CBRE forecasts €176bn peak for Europe’s debt funding gap

The property consultant expects tight lending conditions to impact borrowers for the next three years.

A new report from CBRE has attempted to size the European funding gap, with the property consultant projecting that around €176 billion – or about one-third of loans maturing over the next four years – may not be refinanced.

CBRE’s estimates, based on current capital values and borrowing rates, are that 27.5 percent of the €640 billion in private real estate debt originated for European borrowers between 2019 and 2022 may not find new capital when it matures between 2024 and 2027.

This resulting shortfall comes as lenders and borrowers are facing tighter lending conditions, increased interest rates and falling real estate values, according to the company’s analysis.

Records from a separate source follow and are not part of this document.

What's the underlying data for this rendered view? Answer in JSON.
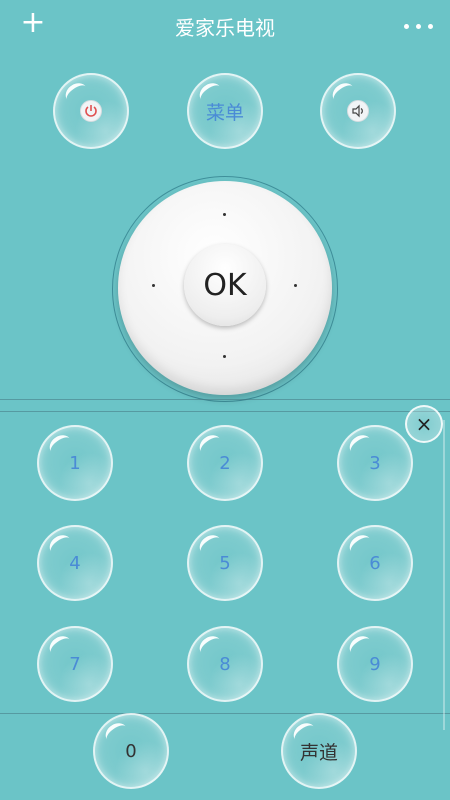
{
  "header": {
    "title": "爱家乐电视",
    "add_icon": "plus-icon",
    "more_icon": "more-dots-icon"
  },
  "top_controls": {
    "power_icon": "power-icon",
    "menu_label": "菜单",
    "volume_icon": "speaker-icon"
  },
  "dpad": {
    "ok_label": "OK"
  },
  "keypad": {
    "close_label": "×",
    "digits": [
      "1",
      "2",
      "3",
      "4",
      "5",
      "6",
      "7",
      "8",
      "9"
    ],
    "zero_label": "0",
    "channel_label": "声道"
  },
  "colors": {
    "background": "#6bc4c7",
    "digit_text": "#4a8bd6",
    "power_red": "#e05050"
  }
}
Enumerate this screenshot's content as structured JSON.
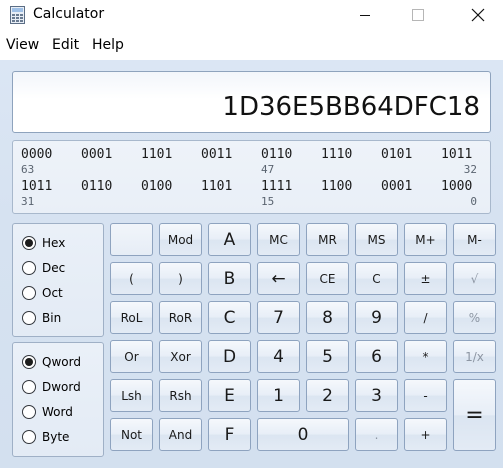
{
  "window": {
    "title": "Calculator",
    "controls": [
      "minimize-icon",
      "maximize-icon",
      "close-icon"
    ]
  },
  "menu": {
    "items": [
      "View",
      "Edit",
      "Help"
    ]
  },
  "display": {
    "value": "1D36E5BB64DFC18"
  },
  "bit_display": {
    "rows": [
      {
        "nibbles": [
          "0000",
          "0001",
          "1101",
          "0011",
          "0110",
          "1110",
          "0101",
          "1011"
        ],
        "left_pos": "63",
        "mid_pos": "47",
        "right_pos": "32"
      },
      {
        "nibbles": [
          "1011",
          "0110",
          "0100",
          "1101",
          "1111",
          "1100",
          "0001",
          "1000"
        ],
        "left_pos": "31",
        "mid_pos": "15",
        "right_pos": "0"
      }
    ]
  },
  "number_base": {
    "options": [
      "Hex",
      "Dec",
      "Oct",
      "Bin"
    ],
    "selected": "Hex"
  },
  "word_size": {
    "options": [
      "Qword",
      "Dword",
      "Word",
      "Byte"
    ],
    "selected": "Qword"
  },
  "keys": {
    "row1": [
      "",
      "Mod",
      "A",
      "MC",
      "MR",
      "MS",
      "M+",
      "M-"
    ],
    "row2": [
      "(",
      ")",
      "B",
      "←",
      "CE",
      "C",
      "±",
      "√"
    ],
    "row3": [
      "RoL",
      "RoR",
      "C",
      "7",
      "8",
      "9",
      "/",
      "%"
    ],
    "row4": [
      "Or",
      "Xor",
      "D",
      "4",
      "5",
      "6",
      "*",
      "1/x"
    ],
    "row5": [
      "Lsh",
      "Rsh",
      "E",
      "1",
      "2",
      "3",
      "-",
      "="
    ],
    "row6": [
      "Not",
      "And",
      "F",
      "0",
      ".",
      "+"
    ]
  }
}
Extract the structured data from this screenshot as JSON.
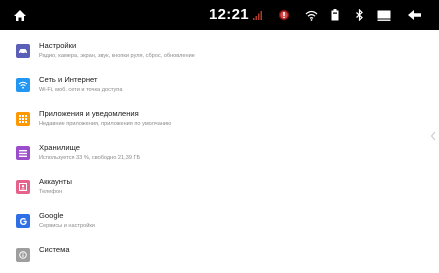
{
  "status_bar": {
    "time": "12:21",
    "icons": [
      "home-icon",
      "signal-icon",
      "alert-icon",
      "wifi-icon",
      "battery-icon",
      "bluetooth-icon",
      "window-icon",
      "back-icon"
    ]
  },
  "settings": {
    "items": [
      {
        "title": "Настройки",
        "subtitle": "Радио, камера, экран, звук, кнопки руля, сброс, обновление",
        "icon": "car-icon",
        "color": "#5c5fb8"
      },
      {
        "title": "Сеть и Интернет",
        "subtitle": "Wi-Fi, моб. сети и точка доступа",
        "icon": "wifi-icon",
        "color": "#2196f3"
      },
      {
        "title": "Приложения и уведомления",
        "subtitle": "Недавние приложения, приложения по умолчанию",
        "icon": "apps-icon",
        "color": "#ff9800"
      },
      {
        "title": "Хранилище",
        "subtitle": "Используется 33 %, свободно 21,39 ГБ",
        "icon": "storage-icon",
        "color": "#9c4dcc"
      },
      {
        "title": "Аккаунты",
        "subtitle": "Телефон",
        "icon": "account-icon",
        "color": "#e5628a"
      },
      {
        "title": "Google",
        "subtitle": "Сервисы и настройки",
        "icon": "google-icon",
        "color": "#2f6fe6"
      },
      {
        "title": "Система",
        "subtitle": "",
        "icon": "system-icon",
        "color": "#9e9e9e"
      }
    ]
  }
}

CBRE predicts the funding gap will be largest in the office and multifamily sectors, at €82 billion and €68 billion respectively. It also identified acute refinancing challenges for logistics and multifamily during 2026 and 2027, owing to the record levels of investment in these sectors that took place during 2021 and early 2022. It has calculated 30 percent of the debt funding gap in the retail sector will be accounted for by high street shops.

Previous estimates have put a smaller figure on Europe’s debt funding gap, albeit for a different time period. Real estate investment manager AEW said in August the region faced a €93 billion debt funding gap for loans maturing during 2023 and 2026.

Tasos Vezyridis, head of thought leadership for Europe at CBRE, said there are nuances within the data. “While relief from the funding gap will be limited in next couple of years, the impact will be markedly less pronounced in 2026 and 2027 based on a forecasted recovery of values and lower interest rates,” he said.

Real Estate Capital Europe reported in November that while private debt managers have been primed to bridge the refinancing gap, they have seen a limited volume of transactions because borrowers are struggling with increased debt costs and falling values.

But Chris Gow, head of debt and structured finance Europe at CBRE, said he believes the extent of the funding gap may be mitigated by lenders and borrowers working together to extend and amend terms as the loans come due.

“These estimates provide a broad gauge for the scale of the refinancing issue and indicate the sectors and markets facing the largest challenges,” Gow noted. “In practice, we should recognise that lenders and borrowers have been agreeing loan extensions and amendments to allow more time for the market to stabilise and for funding issues to be resolved in an orderly way.”

Gow said lenders and borrowers would use scheduled maturity dates to assess solutions, whether that is through capital restructuring, asset sales or “in the most challenging cases, through write-downs of the original sum borrowed”.

He added: “These real-world processes will smooth out and perhaps reduce the debt funding gap we anticipate today, but it is clear that the market will still face a significant funding challenge over the next few years.”